Boy sitting at school desk

All schools and Early Years settings have a statutory duty to support children with continence problems or other health issues, explains Alina Lynden, ERIC's Communications Manager. 

Following the introduction of the Children and Families Act in September 2014, it became law for every maintained school in England to look after children with medical conditions. For schools to fulfil their statutory duty, they are expected to have a medical conditions policy in place, outlining how they will be inclusive of and look after children with health problems. Shockingly, three years on and despite it being a legal requirement, many schools still don’t have a policy. 

Lack of awareness 

Up to 2 million children in England are struggling with long-term medical conditions including those with continence problems. Many of these young people do not get the care they need in school because education settings are not aware of what is expected of them.  

In 2016, The Health Conditions in Schools Alliance asked schools across the country whether they had a medical conditions policy in place. Incredibly, over two-thirds could not show that they did.1 

Why is a medical conditions policy needed?  

It is vital that every school has its own policy; not just because it is a legal requirement, but as a way of clarifying how the school will support children with medical conditions and make sure it is prepared and able to do so. The policy should also:  

  • Outline the procedures for getting the right care and training in place and who is responsible for making sure the policy is carried out.  
  • Recognise that health conditions can be life threatening and that they can also affect how a child learns.  
  • Each child with a medical condition should have an Individual Healthcare Plan, which should be developed with pupils, parents, school nurse, school staff, governors, the school employer and relevant local health services.  
  • Be made publicly available on the school's website. 
  • Be regularly reviewed and audited to make sure the arrangements for children with medical conditions are working.  

The work of the Health Conditions in School Alliance 

ERIC is a member of the Health Conditions in Schools Alliance, a campaigning coalition of over 30 organisations, including charities, healthcare professionals and trade unions who work together to make sure children with health conditions get the care they need in school.

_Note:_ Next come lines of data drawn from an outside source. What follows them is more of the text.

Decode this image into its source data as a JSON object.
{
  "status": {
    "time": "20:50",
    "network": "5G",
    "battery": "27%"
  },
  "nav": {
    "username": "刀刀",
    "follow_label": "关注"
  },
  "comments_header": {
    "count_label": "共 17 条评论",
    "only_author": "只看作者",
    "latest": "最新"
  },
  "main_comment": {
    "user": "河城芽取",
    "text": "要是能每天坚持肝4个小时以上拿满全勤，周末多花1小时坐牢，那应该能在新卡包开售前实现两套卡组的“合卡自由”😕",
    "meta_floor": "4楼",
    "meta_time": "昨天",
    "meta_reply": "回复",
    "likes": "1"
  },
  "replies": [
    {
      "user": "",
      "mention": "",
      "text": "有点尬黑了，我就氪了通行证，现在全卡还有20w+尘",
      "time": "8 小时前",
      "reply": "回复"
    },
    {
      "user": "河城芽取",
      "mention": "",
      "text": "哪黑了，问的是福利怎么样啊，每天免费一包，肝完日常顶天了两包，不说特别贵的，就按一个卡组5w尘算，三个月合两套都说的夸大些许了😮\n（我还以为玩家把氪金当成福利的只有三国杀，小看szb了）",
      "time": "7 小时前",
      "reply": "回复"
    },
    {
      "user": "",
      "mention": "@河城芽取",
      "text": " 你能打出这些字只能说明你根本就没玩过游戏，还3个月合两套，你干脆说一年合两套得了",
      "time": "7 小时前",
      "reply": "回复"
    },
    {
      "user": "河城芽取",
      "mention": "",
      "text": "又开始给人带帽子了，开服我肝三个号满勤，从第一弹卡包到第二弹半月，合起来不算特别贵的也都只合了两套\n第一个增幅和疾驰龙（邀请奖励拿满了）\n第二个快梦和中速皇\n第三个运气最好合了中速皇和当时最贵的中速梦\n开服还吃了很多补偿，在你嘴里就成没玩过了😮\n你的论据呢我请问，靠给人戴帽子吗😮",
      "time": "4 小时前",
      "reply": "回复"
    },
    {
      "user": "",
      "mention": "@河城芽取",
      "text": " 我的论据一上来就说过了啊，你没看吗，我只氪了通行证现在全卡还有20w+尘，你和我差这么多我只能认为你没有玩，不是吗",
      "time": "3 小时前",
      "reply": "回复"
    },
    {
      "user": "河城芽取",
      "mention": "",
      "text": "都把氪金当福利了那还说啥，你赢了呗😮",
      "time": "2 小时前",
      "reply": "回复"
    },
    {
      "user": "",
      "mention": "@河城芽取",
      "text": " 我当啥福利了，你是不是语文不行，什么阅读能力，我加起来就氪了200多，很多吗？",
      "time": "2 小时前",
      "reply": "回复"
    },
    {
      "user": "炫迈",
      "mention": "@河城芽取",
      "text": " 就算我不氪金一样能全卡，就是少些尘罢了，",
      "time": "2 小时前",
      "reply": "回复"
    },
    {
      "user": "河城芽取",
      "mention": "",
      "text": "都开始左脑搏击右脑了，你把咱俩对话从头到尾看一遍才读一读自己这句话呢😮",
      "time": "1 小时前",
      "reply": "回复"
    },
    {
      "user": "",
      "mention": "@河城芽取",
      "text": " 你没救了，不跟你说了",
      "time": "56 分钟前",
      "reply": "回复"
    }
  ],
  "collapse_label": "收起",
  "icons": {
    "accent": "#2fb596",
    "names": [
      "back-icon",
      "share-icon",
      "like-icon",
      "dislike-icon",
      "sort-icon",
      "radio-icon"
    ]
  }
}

The Alliance campaigns for the Government to ensure all schools support children with medical conditions. 2 

Health conditions in schools alliance logoResources for schools 

The Alliance's website offers guidance and tools to schools who have pupils with health conditions. They have a template medical conditions policy which can be downloaded, sample individual healthcare plans for a number of medical conditions and advice on what the plan should contain. There’s also guidance on the legal situation across the UK and information on the process for making sure children who require education in different settings get the support they need.  

Continence problems at school 
 
There are an estimated 900,000 children and teenagers with a bladder or bowel problem in the UK3, which equates to roughly one in 10. Children and teenagers with continence problems such as constipation and soiling or an overactive bladder regularly take medication at school and need to be supported by school staff to ensure it’s taken at the right times and in the right doses. They may also need help with toileting routines so that they can properly manage their condition. 

How ERIC helps schools  

ERIC’s Right to Go campaign aims to uphold every child’s right to support and care for a bladder or bowel problem in school. The charity offers free downloadable resources via it’s website, including a template individual health plan for children with continence issues. ERIC also delivers training courses to help early years settings, primary and secondary schools to implement best practice when managing childhood continence problems.  

Right to Go logo

In addition to their standard courses, the charity also offers bespoke training for any team of professionals including schools professionals and early years practitioners, who support children with bowel and bladder problems.  

Get details of ERIC’s training courses or call Jackie Fuidge our Training Coordinator on 0117 301 2102 or email: [email protected].  

References:

1. Freedom of Information requests carried out by the Alliance in 2016 found that the majority of schools contacted could not demonstrate they had a medical conditions policy in line with statutory guidance.

2. For details of the Alliance's current campaigning work, visit the Health Conditions in Schools Alliance website. 

3. National Institute for Health and Care Excellence (2010a) Paediatric Continence Service: Commissioning Guide, Implementing NICE Guidance.